Write every entry out again, unchanged.
===============
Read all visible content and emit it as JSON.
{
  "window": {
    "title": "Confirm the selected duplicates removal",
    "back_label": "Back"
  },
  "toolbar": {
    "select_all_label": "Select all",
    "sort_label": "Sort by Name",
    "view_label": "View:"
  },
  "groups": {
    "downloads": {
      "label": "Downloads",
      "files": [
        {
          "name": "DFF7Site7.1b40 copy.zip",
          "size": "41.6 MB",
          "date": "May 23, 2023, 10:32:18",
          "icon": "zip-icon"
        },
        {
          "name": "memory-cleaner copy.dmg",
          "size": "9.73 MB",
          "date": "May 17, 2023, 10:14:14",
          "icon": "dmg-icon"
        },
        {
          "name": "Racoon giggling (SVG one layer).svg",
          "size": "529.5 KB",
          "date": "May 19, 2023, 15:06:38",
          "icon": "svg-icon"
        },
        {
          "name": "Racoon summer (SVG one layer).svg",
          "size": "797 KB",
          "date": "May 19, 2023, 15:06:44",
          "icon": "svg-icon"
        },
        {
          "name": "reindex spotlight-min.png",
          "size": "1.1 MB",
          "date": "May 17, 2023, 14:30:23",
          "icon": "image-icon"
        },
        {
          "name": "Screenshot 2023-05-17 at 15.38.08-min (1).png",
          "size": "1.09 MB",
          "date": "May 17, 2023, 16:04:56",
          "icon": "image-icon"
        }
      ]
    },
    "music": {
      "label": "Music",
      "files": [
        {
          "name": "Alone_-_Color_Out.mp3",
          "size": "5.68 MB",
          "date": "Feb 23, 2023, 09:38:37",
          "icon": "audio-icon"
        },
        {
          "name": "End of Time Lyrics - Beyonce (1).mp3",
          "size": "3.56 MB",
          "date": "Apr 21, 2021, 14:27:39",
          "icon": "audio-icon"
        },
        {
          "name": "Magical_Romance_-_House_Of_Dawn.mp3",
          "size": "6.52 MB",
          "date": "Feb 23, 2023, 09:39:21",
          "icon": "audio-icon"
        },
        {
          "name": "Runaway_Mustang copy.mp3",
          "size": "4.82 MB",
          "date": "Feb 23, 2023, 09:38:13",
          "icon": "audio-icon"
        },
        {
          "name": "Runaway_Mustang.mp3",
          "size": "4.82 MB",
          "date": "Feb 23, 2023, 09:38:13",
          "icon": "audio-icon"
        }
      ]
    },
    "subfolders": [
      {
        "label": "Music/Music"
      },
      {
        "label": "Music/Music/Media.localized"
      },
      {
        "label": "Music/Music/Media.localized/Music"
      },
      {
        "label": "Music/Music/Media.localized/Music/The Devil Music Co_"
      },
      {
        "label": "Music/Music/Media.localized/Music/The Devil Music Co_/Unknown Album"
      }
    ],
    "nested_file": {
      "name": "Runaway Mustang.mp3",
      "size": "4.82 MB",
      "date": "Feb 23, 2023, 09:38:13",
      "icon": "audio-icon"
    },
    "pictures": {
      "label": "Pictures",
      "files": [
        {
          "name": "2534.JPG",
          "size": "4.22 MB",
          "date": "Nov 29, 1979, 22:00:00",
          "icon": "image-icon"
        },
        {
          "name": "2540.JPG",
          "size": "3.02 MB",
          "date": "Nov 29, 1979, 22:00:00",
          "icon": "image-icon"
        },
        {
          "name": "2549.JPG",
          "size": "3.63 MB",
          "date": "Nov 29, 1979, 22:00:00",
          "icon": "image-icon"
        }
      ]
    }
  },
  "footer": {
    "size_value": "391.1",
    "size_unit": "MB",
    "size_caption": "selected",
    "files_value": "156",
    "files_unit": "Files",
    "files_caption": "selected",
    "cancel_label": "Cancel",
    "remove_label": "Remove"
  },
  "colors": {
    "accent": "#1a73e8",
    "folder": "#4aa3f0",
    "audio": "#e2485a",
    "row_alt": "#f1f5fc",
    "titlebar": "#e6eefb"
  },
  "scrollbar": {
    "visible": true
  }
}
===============
# Solution to this problem
Read all visible content and emit it as JSON.
{
  "window": {
    "title": "Confirm the selected duplicates removal",
    "back_label": "Back"
  },
  "toolbar": {
    "select_all_label": "Select all",
    "sort_label": "Sort by Name",
    "view_label": "View:"
  },
  "groups": {
    "downloads": {
      "label": "Downloads",
      "files": [
        {
          "name": "DFF7Site7.1b40 copy.zip",
          "size": "41.6 MB",
          "date": "May 23, 2023, 10:32:18",
          "icon": "zip-icon"
        },
        {
          "name": "memory-cleaner copy.dmg",
          "size": "9.73 MB",
          "date": "May 17, 2023, 10:14:14",
          "icon": "dmg-icon"
        },
        {
          "name": "Racoon giggling (SVG one layer).svg",
          "size": "529.5 KB",
          "date": "May 19, 2023, 15:06:38",
          "icon": "svg-icon"
        },
        {
          "name": "Racoon summer (SVG one layer).svg",
          "size": "797 KB",
          "date": "May 19, 2023, 15:06:44",
          "icon": "svg-icon"
        },
        {
          "name": "reindex spotlight-min.png",
          "size": "1.1 MB",
          "date": "May 17, 2023, 14:30:23",
          "icon": "image-icon"
        },
        {
          "name": "Screenshot 2023-05-17 at 15.38.08-min (1).png",
          "size": "1.09 MB",
          "date": "May 17, 2023, 16:04:56",
          "icon": "image-icon"
        }
      ]
    },
    "music": {
      "label": "Music",
      "files": [
        {
          "name": "Alone_-_Color_Out.mp3",
          "size": "5.68 MB",
          "date": "Feb 23, 2023, 09:38:37",
          "icon": "audio-icon"
        },
        {
          "name": "End of Time Lyrics - Beyonce (1).mp3",
          "size": "3.56 MB",
          "date": "Apr 21, 2021, 14:27:39",
          "icon": "audio-icon"
        },
        {
          "name": "Magical_Romance_-_House_Of_Dawn.mp3",
          "size": "6.52 MB",
          "date": "Feb 23, 2023, 09:39:21",
          "icon": "audio-icon"
        },
        {
          "name": "Runaway_Mustang copy.mp3",
          "size": "4.82 MB",
          "date": "Feb 23, 2023, 09:38:13",
          "icon": "audio-icon"
        },
        {
          "name": "Runaway_Mustang.mp3",
          "size": "4.82 MB",
          "date": "Feb 23, 2023, 09:38:13",
          "icon": "audio-icon"
        }
      ]
    },
    "subfolders": [
      {
        "label": "Music/Music"
      },
      {
        "label": "Music/Music/Media.localized"
      },
      {
        "label": "Music/Music/Media.localized/Music"
      },
      {
        "label": "Music/Music/Media.localized/Music/The Devil Music Co_"
      },
      {
        "label": "Music/Music/Media.localized/Music/The Devil Music Co_/Unknown Album"
      }
    ],
    "nested_file": {
      "name": "Runaway Mustang.mp3",
      "size": "4.82 MB",
      "date": "Feb 23, 2023, 09:38:13",
      "icon": "audio-icon"
    },
    "pictures": {
      "label": "Pictures",
      "files": [
        {
          "name": "2534.JPG",
          "size": "4.22 MB",
          "date": "Nov 29, 1979, 22:00:00",
          "icon": "image-icon"
        },
        {
          "name": "2540.JPG",
          "size": "3.02 MB",
          "date": "Nov 29, 1979, 22:00:00",
          "icon": "image-icon"
        },
        {
          "name": "2549.JPG",
          "size": "3.63 MB",
          "date": "Nov 29, 1979, 22:00:00",
          "icon": "image-icon"
        }
      ]
    }
  },
  "footer": {
    "size_value": "391.1",
    "size_unit": "MB",
    "size_caption": "selected",
    "files_value": "156",
    "files_unit": "Files",
    "files_caption": "selected",
    "cancel_label": "Cancel",
    "remove_label": "Remove"
  },
  "colors": {
    "accent": "#1a73e8",
    "folder": "#4aa3f0",
    "audio": "#e2485a",
    "row_alt": "#f1f5fc",
    "titlebar": "#e6eefb"
  },
  "scrollbar": {
    "visible": true
  }
}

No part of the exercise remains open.